    “But though there be naturally a very wide difference in point of delicacy between one person and another, nothing tends further to encrease and improve this talent,than practice in a particular art, and the frequent survey or contemplation of a particular species of beauty.” (OST, 220)

If we want to derive the most pleasure out of our aesthetic experiences we need to experiment with works of art in order to develop our delicacy of taste.

If we accept this reading of Hume’s essay we can shed light on its purpose. It was not the attempt to establish a standard of taste, but rather a guide for engaging with works of art and to have discussions regarding matters of taste.

2 thoughts on “Experimenting with taste and the rules of art

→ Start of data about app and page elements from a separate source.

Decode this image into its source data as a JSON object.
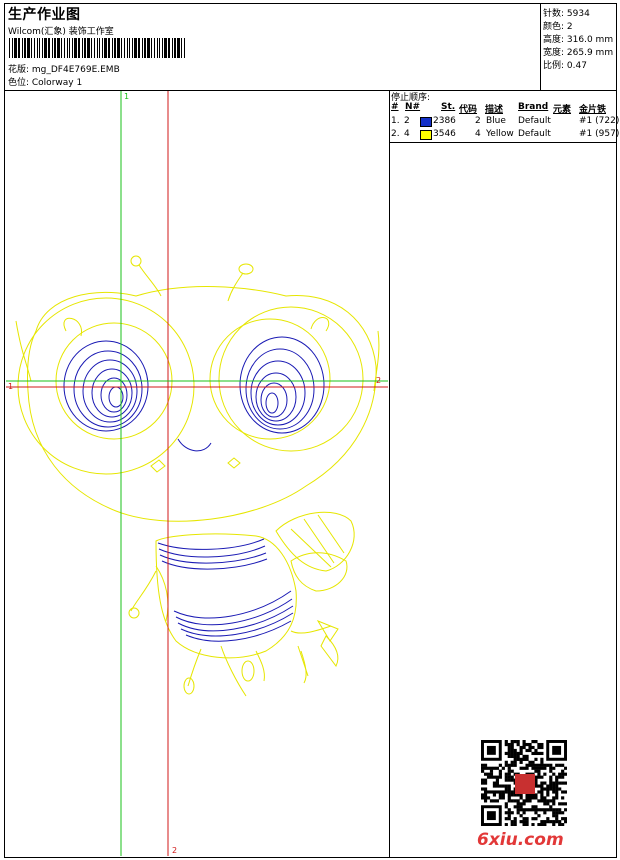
{
  "header": {
    "title": "生产作业图",
    "company": "Wilcom(汇象) 装饰工作室",
    "pattern_line": "花版: mg_DF4E769E.EMB",
    "colorway_line": "色位: Colorway 1"
  },
  "stats": [
    {
      "label": "针数",
      "value": "5934"
    },
    {
      "label": "颜色",
      "value": "2"
    },
    {
      "label": "高度",
      "value": "316.0 mm"
    },
    {
      "label": "宽度",
      "value": "265.9 mm"
    },
    {
      "label": "比例",
      "value": "0.47"
    }
  ],
  "stop_sequence": {
    "title": "停止顺序:",
    "headers": {
      "num": "#",
      "n": "N#",
      "st": "St.",
      "code": "代码",
      "desc": "描述",
      "brand": "Brand",
      "elem": "元素",
      "sequin": "金片铁"
    },
    "rows": [
      {
        "num": "1.",
        "n": "2",
        "color": "#1430c8",
        "st": "2386",
        "code": "2",
        "desc": "Blue",
        "brand": "Default",
        "sequin": "#1 (722)"
      },
      {
        "num": "2.",
        "n": "4",
        "color": "#ffff00",
        "st": "3546",
        "code": "4",
        "desc": "Yellow",
        "brand": "Default",
        "sequin": "#1 (957)"
      }
    ]
  },
  "guides": {
    "v1": "1",
    "v2": "2",
    "h1": "1",
    "h2": "2"
  },
  "colors": {
    "yellow": "#e6e600",
    "blue": "#1a1ab4",
    "green_guide": "#18c018",
    "red_guide": "#d01818"
  },
  "watermark": "6xiu.com"
}
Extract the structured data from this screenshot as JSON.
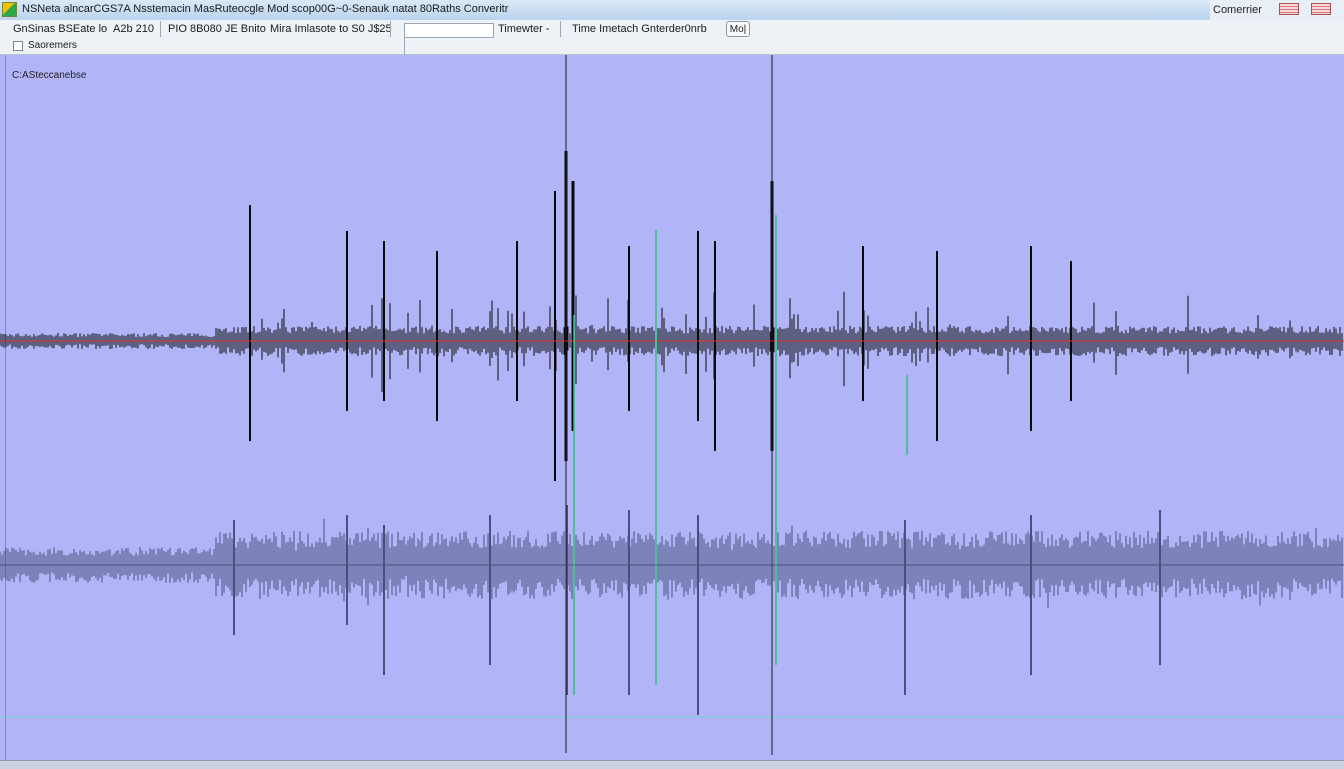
{
  "window": {
    "title": "NSNeta alncarCGS7A Nsstemacin MasRuteocgle Mod scop00G~0-Senauk natat 80Raths Converitr",
    "right_label": "Comerrier"
  },
  "toolbar": {
    "item1": "GnSinas BSEate lo",
    "item2": "A2b 210",
    "item3": "PIO 8B080 JE Bnito",
    "item4": "Mira Imlasote to S0 J$25",
    "time_dropdown": "Timewter -",
    "time_match": "Time Imetach Gnterder0nrb",
    "btn_label": "Mo|",
    "checkbox_label": "Saoremers"
  },
  "plot": {
    "path_label": "C:ASteccanebse",
    "background": "#b1b5f8",
    "trace_colors": {
      "top": "#0a0a0a",
      "bottom": "#4a4f7e",
      "baseline": "#e03030",
      "markers": "#1a1a1a",
      "highlight": "#2ec27e"
    }
  }
}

  1. I think you are on the right track here. But it is a bit unclear to me how to read Hume as applying experimental methods in his essay on taste. It seems that his view is that you can best discern the laws of taste by observing what has appealed to critics over the ages. So does this suggest that he is simply relying on enumerative induction? In what sense is his approach genuinely experimental?

  2. Thanks for your very interesting comment, Mark. I am currently writing a paper where I explain in more detail how Hume’s essay on taste can be better interpreted if we take into account the context of Early Modern Experimental Philosophy. From what I can gather from your comment, it seems that you take the term ‘experimental’ in a loose sense where it means ‘to perform experiments.’ As we have mentioned in previous posts(here and here) in our blog, Early modern Experimental Philosophy was not just the carrying out of experiments, but rather a commitment to a methodological approach in all of our inquiries into knowledge. In this sense, Hume’s approach in the essay of taste is considered experimental because he is applying the experimental method of natural philosophy. This is clearly highlighted in the quote I included in the post, where Hume tells us that the rules of art are not found a priori, but rather found through experience and observation.
    This leads me to the other part of your comment regarding the judgment of critics. I agree here with Jeffrey Wieand’s interpretation of Hume’s essay on taste. The critics are “a good guide to what the rules are,” but not necesarilly the best way to actually discover them. This is also consistent with Hume’s commitment to early modern experimental philosophy. The rules of art can only be discovered by engaging with the artworks, but the critic can point you in the right direction(since, presumably, the critic has a more developed delicacy of taste).
    I hope this both answers your question in some way and motivates you to keep discussing this issue.